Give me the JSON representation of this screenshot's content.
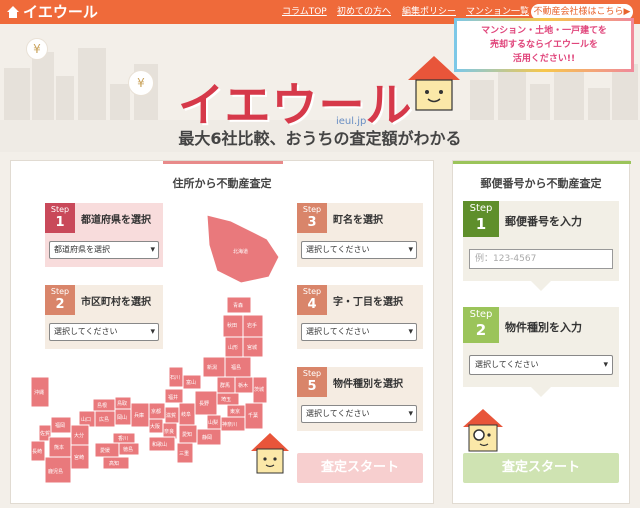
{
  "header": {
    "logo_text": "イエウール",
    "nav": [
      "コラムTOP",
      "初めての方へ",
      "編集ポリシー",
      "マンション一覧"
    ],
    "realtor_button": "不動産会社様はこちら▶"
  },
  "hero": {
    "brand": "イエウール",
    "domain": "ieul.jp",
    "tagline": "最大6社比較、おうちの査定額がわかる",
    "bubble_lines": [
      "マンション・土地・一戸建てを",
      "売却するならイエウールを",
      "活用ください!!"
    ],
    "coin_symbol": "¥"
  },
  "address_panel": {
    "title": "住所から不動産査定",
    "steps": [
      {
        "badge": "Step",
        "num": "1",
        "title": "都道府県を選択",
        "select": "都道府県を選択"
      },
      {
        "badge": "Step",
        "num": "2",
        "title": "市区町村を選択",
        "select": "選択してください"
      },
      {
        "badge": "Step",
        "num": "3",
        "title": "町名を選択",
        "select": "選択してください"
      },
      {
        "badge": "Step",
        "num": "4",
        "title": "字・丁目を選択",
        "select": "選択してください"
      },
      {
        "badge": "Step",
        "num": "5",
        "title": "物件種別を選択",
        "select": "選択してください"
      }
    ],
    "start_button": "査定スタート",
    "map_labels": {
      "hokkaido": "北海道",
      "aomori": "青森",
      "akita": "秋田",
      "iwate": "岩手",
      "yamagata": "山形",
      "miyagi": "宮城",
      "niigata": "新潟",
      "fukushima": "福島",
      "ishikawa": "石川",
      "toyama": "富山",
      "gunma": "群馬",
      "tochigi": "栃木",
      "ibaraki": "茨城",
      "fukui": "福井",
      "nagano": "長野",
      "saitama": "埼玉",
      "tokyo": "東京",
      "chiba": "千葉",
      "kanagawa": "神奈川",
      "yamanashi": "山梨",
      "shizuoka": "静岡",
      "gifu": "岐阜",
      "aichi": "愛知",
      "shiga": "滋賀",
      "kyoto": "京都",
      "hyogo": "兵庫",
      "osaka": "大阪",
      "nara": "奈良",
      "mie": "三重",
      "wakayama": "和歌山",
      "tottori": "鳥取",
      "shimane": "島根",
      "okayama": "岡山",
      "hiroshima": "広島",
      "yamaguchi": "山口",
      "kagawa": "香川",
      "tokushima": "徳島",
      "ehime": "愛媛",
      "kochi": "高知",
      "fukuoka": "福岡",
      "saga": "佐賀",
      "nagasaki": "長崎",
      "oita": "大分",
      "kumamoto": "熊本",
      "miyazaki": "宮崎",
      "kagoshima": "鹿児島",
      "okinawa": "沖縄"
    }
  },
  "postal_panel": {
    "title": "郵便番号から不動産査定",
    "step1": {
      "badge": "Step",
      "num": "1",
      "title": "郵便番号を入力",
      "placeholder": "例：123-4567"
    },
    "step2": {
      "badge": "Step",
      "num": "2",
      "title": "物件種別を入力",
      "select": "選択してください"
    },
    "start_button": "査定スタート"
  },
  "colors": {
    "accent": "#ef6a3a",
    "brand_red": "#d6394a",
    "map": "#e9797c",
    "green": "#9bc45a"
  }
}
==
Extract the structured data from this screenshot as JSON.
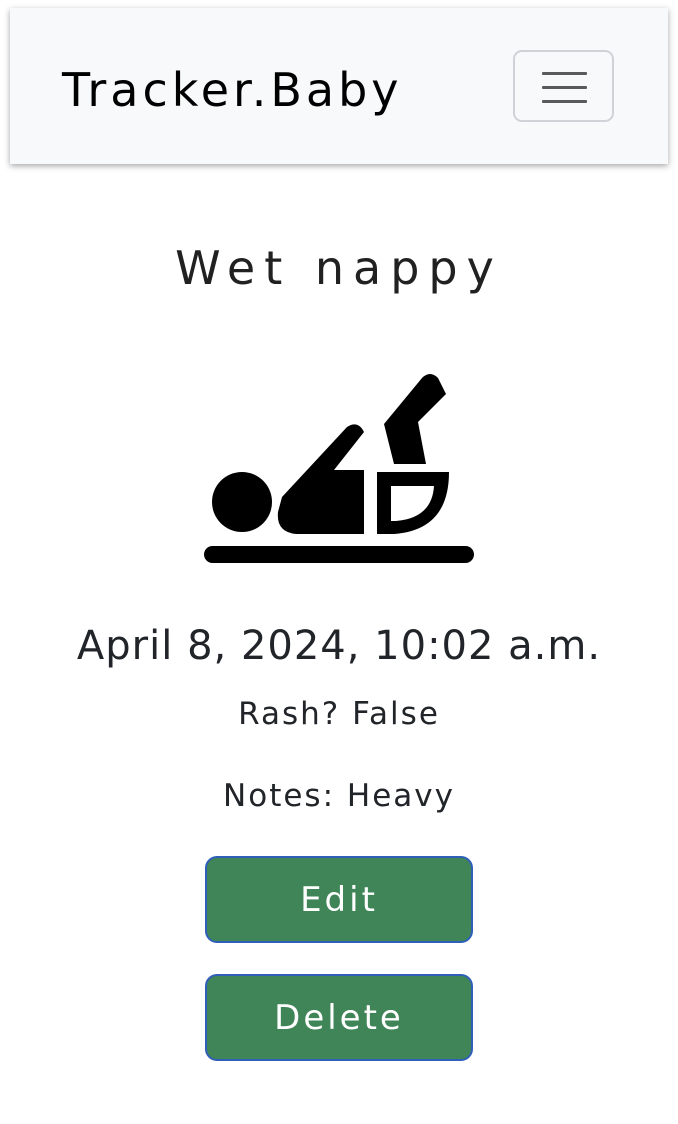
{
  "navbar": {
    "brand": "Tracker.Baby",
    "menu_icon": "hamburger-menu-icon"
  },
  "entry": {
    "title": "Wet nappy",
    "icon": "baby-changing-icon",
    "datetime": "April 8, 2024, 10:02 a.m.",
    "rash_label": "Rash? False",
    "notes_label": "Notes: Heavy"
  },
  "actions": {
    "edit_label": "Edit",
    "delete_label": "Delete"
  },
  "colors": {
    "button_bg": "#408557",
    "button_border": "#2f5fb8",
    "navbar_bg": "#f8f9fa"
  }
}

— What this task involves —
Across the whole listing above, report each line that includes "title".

— Your solution —
    "title": "住所から不動産査定",
        "title": "都道府県を選択",
        "title": "市区町村を選択",
        "title": "町名を選択",
        "title": "字・丁目を選択",
        "title": "物件種別を選択",
    "title": "郵便番号から不動産査定",
      "title": "郵便番号を入力",
      "title": "物件種別を入力",
    "title": "Wet nappy",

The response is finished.